Earlier this year, Microsoft started shutting down the use of game emulators installed on Xbox consoles when those consoles are running in retail mode. Now a group of Xbox emulator developers believes they have come up with a way to bypass Microsoft's emulation detection modes.
Ars Technica reports that these developers have launched a Patreon page to offer access to these emulators for a small monthly fee. In return, the people who sign up get on an email whitelist that lets them download a software package.
This package combines several popular emulators to install them on an Xbox console and allow it to run games made on older Xbox consoles and also games made for other companies' consoles.
One of the developers of this new Xbox emulator collection, who is referred to in the article by his nickname "SirMangler", claims the team has created "a new package from scratch and stripped as many identifiable elements as possible" so that these emulators can be merged into one download.
He did not comment on what the "identifiable elements" that were taken out were actually like but claimed that the team's work should keep Microsoft from finding it immediately. He added:
Short of Microsoft enforcing manual reviews for every upload, I can't think of any countermeasure they could employ that I couldn't work around.
Even if Microsoft does find the download package and deletes the account, "SirMangler" claims that the team should find a way to re-upload a new version "without too much trouble."

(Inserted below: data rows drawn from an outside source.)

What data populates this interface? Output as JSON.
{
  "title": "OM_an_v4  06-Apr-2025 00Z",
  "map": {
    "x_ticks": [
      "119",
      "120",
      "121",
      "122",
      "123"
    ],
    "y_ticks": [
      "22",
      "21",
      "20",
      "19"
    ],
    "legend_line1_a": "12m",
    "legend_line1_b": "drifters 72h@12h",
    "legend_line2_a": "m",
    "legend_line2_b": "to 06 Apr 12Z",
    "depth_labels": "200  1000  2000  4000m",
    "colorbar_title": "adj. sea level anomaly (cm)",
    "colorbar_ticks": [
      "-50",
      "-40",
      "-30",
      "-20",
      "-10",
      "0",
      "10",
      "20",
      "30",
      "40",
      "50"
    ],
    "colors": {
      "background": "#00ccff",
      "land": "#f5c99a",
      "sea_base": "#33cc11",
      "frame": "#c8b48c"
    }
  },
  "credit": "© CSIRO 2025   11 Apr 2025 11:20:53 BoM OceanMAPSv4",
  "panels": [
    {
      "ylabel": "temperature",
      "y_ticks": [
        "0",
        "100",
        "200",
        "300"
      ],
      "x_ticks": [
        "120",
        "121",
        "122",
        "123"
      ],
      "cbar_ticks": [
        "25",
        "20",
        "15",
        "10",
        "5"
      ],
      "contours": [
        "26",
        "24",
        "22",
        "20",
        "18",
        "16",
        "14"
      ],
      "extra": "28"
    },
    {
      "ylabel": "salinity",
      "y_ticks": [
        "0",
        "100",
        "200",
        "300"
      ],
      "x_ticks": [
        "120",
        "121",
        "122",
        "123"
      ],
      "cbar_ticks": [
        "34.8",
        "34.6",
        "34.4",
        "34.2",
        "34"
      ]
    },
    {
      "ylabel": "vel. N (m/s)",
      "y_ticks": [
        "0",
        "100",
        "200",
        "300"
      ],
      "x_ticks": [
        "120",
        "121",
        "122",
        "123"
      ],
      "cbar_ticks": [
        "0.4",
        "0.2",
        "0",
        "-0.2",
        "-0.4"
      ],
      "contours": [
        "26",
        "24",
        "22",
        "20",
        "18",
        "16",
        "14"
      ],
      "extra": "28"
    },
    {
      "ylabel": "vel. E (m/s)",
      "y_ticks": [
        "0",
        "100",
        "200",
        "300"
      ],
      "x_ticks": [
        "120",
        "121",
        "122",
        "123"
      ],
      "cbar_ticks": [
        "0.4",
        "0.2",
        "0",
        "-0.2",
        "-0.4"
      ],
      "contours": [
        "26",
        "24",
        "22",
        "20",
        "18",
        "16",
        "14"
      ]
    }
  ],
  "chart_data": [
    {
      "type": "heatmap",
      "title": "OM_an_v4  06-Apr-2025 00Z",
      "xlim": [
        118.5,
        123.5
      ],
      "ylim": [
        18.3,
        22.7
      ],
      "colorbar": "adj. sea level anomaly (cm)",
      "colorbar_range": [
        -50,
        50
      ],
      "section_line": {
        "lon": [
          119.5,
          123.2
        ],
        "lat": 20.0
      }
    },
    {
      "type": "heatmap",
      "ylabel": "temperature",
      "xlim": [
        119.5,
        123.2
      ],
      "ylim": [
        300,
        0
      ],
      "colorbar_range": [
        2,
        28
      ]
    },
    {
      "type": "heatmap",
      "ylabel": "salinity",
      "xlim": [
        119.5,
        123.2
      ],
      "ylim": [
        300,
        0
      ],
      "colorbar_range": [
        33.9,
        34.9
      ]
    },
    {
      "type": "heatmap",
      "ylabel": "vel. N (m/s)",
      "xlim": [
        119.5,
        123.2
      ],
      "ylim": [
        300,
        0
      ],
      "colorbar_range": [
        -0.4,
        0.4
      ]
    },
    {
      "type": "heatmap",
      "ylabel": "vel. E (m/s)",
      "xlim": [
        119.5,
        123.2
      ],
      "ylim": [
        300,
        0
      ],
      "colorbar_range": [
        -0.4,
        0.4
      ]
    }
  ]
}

Microsoft does look the other way with installing Xbox emulators if the console is set to Developer Mode. Having said that, it also requires the console owner to establish an Xbox developer account which costs $20. However, residents in some countries don't have that option available to them for their consoles.